WHAT TO WORK ON: Go through the data below and copy each line that includes "kind".

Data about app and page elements
=== Begin Enclosure ===
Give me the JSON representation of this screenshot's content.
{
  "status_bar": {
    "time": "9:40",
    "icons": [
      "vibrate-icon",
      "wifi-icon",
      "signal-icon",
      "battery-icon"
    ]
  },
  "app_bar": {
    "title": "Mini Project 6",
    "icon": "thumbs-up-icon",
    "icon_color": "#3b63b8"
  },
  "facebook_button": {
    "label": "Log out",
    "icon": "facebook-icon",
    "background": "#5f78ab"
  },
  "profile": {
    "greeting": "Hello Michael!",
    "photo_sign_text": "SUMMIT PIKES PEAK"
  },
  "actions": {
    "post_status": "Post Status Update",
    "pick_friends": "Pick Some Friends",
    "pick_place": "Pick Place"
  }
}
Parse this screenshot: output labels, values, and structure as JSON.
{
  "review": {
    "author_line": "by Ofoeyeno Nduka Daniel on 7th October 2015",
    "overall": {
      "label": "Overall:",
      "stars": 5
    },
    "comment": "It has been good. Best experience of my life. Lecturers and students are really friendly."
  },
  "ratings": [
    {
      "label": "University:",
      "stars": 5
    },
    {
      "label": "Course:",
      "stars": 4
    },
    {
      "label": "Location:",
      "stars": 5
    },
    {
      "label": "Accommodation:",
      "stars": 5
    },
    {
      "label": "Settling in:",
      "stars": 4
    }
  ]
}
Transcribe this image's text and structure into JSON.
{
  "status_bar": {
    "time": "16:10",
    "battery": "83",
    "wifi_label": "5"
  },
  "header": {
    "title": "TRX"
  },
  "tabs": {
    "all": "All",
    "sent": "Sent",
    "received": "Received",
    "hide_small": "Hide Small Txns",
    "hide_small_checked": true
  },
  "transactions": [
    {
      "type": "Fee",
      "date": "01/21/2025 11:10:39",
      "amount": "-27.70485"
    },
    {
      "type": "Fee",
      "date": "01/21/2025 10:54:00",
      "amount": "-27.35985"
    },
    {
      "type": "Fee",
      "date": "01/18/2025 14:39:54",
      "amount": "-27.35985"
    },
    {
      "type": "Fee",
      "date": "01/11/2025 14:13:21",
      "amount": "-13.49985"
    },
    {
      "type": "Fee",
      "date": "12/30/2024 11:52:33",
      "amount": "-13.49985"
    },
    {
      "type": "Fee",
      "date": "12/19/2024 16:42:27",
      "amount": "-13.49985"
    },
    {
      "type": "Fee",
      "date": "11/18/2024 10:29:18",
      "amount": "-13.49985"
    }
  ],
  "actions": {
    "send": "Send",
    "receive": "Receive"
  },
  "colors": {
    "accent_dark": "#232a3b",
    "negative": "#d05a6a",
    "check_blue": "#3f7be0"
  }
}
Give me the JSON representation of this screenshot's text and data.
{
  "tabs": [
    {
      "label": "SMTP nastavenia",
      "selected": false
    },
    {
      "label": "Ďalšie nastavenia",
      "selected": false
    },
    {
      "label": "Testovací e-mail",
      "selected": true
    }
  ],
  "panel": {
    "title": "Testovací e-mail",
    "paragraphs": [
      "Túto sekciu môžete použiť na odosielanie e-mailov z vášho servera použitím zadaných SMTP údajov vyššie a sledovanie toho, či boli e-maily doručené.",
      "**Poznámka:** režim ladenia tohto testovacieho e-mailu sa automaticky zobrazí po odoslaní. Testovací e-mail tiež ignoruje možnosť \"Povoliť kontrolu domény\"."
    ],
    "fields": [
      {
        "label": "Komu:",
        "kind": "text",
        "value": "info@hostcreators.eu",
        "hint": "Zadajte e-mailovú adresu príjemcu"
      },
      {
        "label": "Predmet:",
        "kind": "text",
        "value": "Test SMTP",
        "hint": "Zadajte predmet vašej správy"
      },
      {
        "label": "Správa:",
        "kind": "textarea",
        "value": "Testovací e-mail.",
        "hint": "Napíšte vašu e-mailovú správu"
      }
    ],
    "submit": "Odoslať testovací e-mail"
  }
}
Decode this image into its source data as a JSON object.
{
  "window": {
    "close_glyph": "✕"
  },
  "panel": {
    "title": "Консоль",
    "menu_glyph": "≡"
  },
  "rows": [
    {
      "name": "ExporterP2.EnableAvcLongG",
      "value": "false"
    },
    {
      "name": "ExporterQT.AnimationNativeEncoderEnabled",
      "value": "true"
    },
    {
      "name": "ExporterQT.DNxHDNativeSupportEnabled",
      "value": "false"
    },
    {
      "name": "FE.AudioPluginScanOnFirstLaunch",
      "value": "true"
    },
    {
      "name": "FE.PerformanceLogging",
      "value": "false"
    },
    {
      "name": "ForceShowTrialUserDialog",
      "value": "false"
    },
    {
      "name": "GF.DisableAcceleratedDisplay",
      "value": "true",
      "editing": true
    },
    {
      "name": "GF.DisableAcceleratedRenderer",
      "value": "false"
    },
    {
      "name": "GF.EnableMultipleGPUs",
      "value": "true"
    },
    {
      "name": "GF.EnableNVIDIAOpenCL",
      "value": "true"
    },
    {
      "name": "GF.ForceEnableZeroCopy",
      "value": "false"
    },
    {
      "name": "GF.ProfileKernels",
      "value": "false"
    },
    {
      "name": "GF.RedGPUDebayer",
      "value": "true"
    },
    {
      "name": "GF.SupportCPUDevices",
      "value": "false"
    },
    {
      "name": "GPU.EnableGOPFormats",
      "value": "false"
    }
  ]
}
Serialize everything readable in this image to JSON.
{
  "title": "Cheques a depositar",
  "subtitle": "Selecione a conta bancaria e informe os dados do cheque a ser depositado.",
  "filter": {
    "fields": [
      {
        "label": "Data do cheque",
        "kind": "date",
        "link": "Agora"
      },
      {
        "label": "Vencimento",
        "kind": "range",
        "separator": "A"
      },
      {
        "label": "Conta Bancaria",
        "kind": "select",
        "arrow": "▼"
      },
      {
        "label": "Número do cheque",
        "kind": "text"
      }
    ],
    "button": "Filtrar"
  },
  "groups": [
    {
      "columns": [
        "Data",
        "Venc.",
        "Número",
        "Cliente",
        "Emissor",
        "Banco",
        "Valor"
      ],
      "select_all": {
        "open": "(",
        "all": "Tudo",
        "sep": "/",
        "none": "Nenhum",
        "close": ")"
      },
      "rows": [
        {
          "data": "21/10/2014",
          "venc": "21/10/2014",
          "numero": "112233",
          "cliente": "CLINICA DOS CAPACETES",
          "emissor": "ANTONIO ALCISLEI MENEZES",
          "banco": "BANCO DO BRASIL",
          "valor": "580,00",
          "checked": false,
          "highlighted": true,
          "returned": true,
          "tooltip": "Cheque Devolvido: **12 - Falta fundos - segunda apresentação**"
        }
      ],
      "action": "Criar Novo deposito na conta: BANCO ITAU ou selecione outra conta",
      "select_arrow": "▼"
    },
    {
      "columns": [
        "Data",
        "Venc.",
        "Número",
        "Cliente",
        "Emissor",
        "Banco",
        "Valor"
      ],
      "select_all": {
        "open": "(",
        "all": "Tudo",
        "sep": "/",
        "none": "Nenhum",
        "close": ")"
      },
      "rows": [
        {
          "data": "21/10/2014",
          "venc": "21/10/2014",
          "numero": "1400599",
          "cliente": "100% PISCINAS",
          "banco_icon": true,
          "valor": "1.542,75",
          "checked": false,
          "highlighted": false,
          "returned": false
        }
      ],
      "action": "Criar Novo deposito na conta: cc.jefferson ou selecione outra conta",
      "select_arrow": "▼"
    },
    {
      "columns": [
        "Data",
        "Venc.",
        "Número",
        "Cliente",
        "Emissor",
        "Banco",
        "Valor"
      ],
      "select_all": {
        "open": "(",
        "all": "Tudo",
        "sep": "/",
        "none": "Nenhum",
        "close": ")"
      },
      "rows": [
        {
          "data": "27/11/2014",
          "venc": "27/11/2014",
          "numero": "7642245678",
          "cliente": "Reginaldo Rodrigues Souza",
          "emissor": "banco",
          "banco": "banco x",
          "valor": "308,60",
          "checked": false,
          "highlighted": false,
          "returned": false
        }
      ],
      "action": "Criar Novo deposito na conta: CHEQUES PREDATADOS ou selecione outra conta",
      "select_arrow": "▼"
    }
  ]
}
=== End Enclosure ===
ANSWER BOX:
        "kind": "text",
        "kind": "text",
        "kind": "textarea",
        "kind": "date",
        "kind": "range",
        "kind": "select",
        "kind": "text"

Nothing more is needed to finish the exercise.